## AIM OF THE TASK
The answer should consist of each line from the data below that includes "Default".

• • • •

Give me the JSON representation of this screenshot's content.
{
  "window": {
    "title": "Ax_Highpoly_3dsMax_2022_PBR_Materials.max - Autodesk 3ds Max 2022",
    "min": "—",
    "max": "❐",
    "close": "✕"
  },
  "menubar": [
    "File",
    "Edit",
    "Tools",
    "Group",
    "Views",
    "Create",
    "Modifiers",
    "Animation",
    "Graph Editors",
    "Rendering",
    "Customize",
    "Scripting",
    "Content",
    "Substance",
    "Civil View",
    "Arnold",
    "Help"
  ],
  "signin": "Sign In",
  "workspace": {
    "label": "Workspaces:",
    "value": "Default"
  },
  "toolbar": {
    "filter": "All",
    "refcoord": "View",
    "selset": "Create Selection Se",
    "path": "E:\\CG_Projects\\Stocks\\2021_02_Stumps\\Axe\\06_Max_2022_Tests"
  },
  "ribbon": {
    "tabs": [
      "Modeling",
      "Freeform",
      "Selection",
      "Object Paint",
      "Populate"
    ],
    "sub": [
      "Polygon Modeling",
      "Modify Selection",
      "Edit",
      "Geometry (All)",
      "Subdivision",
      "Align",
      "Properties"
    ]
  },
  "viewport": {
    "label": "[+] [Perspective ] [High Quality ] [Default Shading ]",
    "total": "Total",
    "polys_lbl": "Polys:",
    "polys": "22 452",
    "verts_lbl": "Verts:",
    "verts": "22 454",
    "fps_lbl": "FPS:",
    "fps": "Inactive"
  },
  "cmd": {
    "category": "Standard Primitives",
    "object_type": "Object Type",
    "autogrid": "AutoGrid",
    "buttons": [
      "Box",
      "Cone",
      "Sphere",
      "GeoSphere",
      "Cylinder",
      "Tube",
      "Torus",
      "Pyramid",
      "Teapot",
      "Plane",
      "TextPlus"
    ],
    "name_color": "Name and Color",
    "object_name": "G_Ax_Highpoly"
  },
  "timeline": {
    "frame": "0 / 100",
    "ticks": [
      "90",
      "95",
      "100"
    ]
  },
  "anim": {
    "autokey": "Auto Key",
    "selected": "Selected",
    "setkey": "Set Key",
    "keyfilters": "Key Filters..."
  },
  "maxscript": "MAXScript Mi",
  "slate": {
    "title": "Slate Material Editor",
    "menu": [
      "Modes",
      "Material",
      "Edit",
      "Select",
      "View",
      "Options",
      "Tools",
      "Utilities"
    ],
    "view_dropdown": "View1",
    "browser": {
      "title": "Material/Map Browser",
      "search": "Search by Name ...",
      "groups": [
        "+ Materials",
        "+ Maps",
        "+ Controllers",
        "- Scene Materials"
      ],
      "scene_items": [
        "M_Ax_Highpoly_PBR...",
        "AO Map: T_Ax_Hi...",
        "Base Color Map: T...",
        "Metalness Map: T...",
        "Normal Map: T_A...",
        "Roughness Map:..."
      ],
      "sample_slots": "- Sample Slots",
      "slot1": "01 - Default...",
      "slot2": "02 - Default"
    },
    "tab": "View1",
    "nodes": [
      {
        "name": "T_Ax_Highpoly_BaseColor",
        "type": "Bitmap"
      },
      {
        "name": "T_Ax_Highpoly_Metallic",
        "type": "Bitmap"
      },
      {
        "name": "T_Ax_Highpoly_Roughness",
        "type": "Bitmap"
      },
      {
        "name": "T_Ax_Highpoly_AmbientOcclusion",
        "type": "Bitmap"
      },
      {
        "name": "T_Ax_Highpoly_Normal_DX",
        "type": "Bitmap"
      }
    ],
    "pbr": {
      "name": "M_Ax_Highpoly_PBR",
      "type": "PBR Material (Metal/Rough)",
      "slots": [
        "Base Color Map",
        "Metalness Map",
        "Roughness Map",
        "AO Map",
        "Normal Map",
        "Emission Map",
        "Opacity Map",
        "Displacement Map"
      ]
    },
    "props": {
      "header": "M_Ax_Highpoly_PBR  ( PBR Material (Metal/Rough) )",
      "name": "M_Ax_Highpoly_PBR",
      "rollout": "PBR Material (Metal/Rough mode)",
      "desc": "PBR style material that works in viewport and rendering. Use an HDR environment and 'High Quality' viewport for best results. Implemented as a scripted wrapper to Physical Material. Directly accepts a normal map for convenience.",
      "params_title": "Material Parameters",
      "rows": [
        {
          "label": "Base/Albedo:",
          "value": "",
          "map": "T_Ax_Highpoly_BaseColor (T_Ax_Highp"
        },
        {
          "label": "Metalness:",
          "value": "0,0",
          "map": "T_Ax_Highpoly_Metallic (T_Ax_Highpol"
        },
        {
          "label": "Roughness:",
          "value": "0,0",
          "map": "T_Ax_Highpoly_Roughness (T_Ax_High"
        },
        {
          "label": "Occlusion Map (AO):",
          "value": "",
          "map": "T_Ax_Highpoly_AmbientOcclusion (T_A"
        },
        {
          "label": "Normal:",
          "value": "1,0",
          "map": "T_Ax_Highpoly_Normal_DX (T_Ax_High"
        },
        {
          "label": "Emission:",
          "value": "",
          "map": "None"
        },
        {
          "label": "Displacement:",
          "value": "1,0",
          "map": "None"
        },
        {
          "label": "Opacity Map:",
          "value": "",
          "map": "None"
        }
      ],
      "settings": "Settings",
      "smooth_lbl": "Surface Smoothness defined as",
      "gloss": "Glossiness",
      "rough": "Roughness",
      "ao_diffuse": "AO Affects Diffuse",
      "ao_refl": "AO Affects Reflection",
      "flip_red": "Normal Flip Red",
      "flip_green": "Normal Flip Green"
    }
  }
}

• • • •

## EXERCISE OUTPUT
    "value": "Default"
    "label": "[+] [Perspective ] [High Quality ] [Default Shading ]",
      "slot1": "01 - Default...",
      "slot2": "02 - Default"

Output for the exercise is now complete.